This is because we do not know what the true value is, only the value of our single measurement. A more complete description of our performance could be summarized as follows: Error Range Confidence Level ± 1s 68.0% ± 2s 95.0% ± 3s 99.7% A clear distinction between an Generated Tue, 25 Oct 2016 17:58:37 GMT by s_wx1062 (squid/3.5.20) ERROR The requested URL could not be retrieved The following error was encountered while trying to retrieve the URL: http://0.0.0.10/ Connection In our example, one standard deviation (s) is equivalent to ten counts.

Obviously, we would have to count the number of photons from our source many many times to obtain the data to plot this type of graph. Generally, between 1,000 and 10,000 counts are needed for a sample to have statistical validity. This will be recognized as the count value in our earlier example, where it was stated that the value of one standard deviation was 10 counts, or 10%. The relationship between image noise and patient exposure is one of the major factors that must be considered in the process of optimizing all forms of x-ray imaging, including CT.

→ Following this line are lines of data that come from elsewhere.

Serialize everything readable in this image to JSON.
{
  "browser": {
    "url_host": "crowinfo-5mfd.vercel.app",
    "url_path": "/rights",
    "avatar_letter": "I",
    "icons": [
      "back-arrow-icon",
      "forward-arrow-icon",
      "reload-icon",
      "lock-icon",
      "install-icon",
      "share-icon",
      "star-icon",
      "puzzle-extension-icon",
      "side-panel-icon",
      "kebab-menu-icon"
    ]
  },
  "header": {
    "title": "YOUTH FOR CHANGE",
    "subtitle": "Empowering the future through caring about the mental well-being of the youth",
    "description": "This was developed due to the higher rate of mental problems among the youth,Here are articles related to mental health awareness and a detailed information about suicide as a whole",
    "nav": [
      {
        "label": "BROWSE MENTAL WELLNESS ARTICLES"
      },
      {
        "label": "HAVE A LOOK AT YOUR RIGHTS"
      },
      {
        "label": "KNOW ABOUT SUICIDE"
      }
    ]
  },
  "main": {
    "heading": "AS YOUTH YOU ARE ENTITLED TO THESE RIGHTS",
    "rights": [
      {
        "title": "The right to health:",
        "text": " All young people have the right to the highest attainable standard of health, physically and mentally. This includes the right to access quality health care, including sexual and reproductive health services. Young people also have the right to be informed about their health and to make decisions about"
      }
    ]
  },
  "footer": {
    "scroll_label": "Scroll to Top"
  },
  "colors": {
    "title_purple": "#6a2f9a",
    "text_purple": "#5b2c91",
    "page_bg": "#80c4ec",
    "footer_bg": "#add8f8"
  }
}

Adding or averaging images together decreases the noise. ChB/ChA %Eff # cpm cpm SCR 1 19787 87456 4.420 89.6 2 22541 86171 3.923 88.3 3 28738 82670 2.877 84.7 4 34977 78970 2.258 80.9 5 47505 71174 1.498 72.9 ESR %Eff # cpm . For example, if we want our measurement to be within a 2% error range at the 95% confidence level, it will be necessary to record at least 10,000 counts.

Please try the request again. The three basic techniques used to determine sample counting efficiency in a liquid scintillation counter are Internal Standard, Sample Channels Ratio, and External Standard. This is considered in detail in the Chapter on Image Noise. Presetting the number of counts and then measuring the time required for that number of counts to accumulate allows the user to obtain a specific precision in the measurement.

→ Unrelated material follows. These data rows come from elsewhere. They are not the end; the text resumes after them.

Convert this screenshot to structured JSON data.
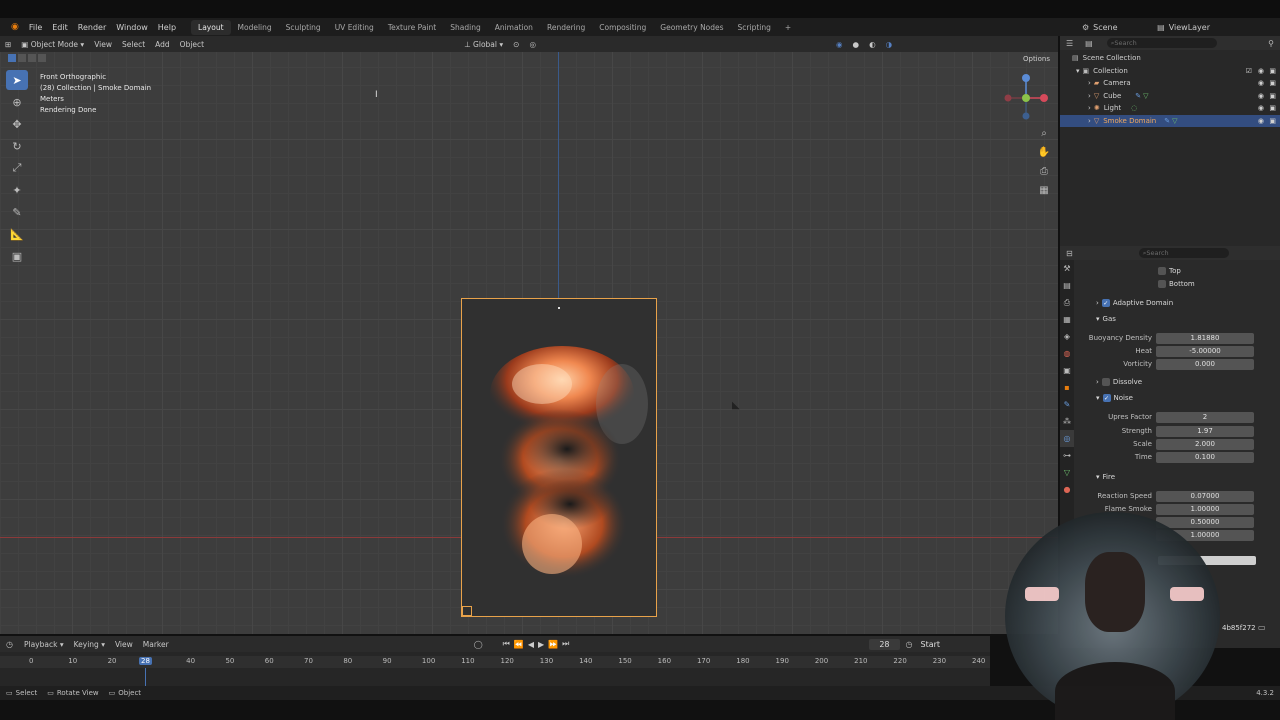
{
  "menu": [
    "File",
    "Edit",
    "Render",
    "Window",
    "Help"
  ],
  "workspace_tabs": [
    "Layout",
    "Modeling",
    "Sculpting",
    "UV Editing",
    "Texture Paint",
    "Shading",
    "Animation",
    "Rendering",
    "Compositing",
    "Geometry Nodes",
    "Scripting",
    "+"
  ],
  "scene": {
    "scene_label": "Scene",
    "viewlayer_label": "ViewLayer"
  },
  "viewport_header": {
    "mode": "Object Mode",
    "view": "View",
    "select": "Select",
    "add": "Add",
    "object": "Object",
    "orientation": "Global",
    "options": "Options"
  },
  "viewport_info": {
    "line1": "Front Orthographic",
    "line2": "(28) Collection | Smoke Domain",
    "line3": "Meters",
    "line4": "Rendering Done"
  },
  "outliner": {
    "search_placeholder": "Search",
    "root": "Scene Collection",
    "collection": "Collection",
    "items": [
      "Camera",
      "Cube",
      "Light",
      "Smoke Domain"
    ]
  },
  "properties": {
    "search_placeholder": "Search",
    "top_items": [
      "Top",
      "Bottom"
    ],
    "adaptive_domain": "Adaptive Domain",
    "gas_section": "Gas",
    "buoyancy_density_label": "Buoyancy Density",
    "buoyancy_density": "1.81880",
    "heat_label": "Heat",
    "heat": "-5.00000",
    "vorticity_label": "Vorticity",
    "vorticity": "0.000",
    "dissolve": "Dissolve",
    "noise": "Noise",
    "upres_label": "Upres Factor",
    "upres": "2",
    "strength_label": "Strength",
    "strength": "1.97",
    "scale_label": "Scale",
    "scale": "2.000",
    "time_label": "Time",
    "time": "0.100",
    "fire_section": "Fire",
    "reaction_speed_label": "Reaction Speed",
    "reaction_speed": "0.07000",
    "flame_smoke_label": "Flame Smoke",
    "flame_smoke": "1.00000",
    "field3": "0.50000",
    "field4": "1.00000",
    "hash_label": "4b85f272"
  },
  "timeline": {
    "playback": "Playback",
    "keying": "Keying",
    "view": "View",
    "marker": "Marker",
    "current_frame": "28",
    "start_label": "Start",
    "ticks": [
      "0",
      "10",
      "20",
      "28",
      "40",
      "50",
      "60",
      "70",
      "80",
      "90",
      "100",
      "110",
      "120",
      "130",
      "140",
      "150",
      "160",
      "170",
      "180",
      "190",
      "200",
      "210",
      "220",
      "230",
      "240"
    ]
  },
  "status": {
    "select": "Select",
    "rotate": "Rotate View",
    "object": "Object",
    "version": "4.3.2"
  }
}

Gamma Counting A common method of detecting gamma and X radiations involves the use of a scintillator coupled to a photomultiplier tube (PMT). In fact, a large proportion of the count values are clustered relatively close to the true value. However, one standard deviation is not always equivalent to ten counts. In this graph, we plotted the number of times we measured a specific number of counts versus the actual number of counts observed.

In our experiment, we observed that all counts fell within 30 counts (plus or minus) of the true value (100 counts). Sample preparation for Cerenkov is simple and economical since additional scintillators are not needed and the solvent can be almost any colorless liquid. The amount of noise is determined by the quantity or concentration of photons interacting with the receptor. Any time we make a single count on a source we are faced with a question: How close is our measured count value to the true count value for that particular

As we have just seen, the standard deviation for the sum is the same as the standard deviation for the difference.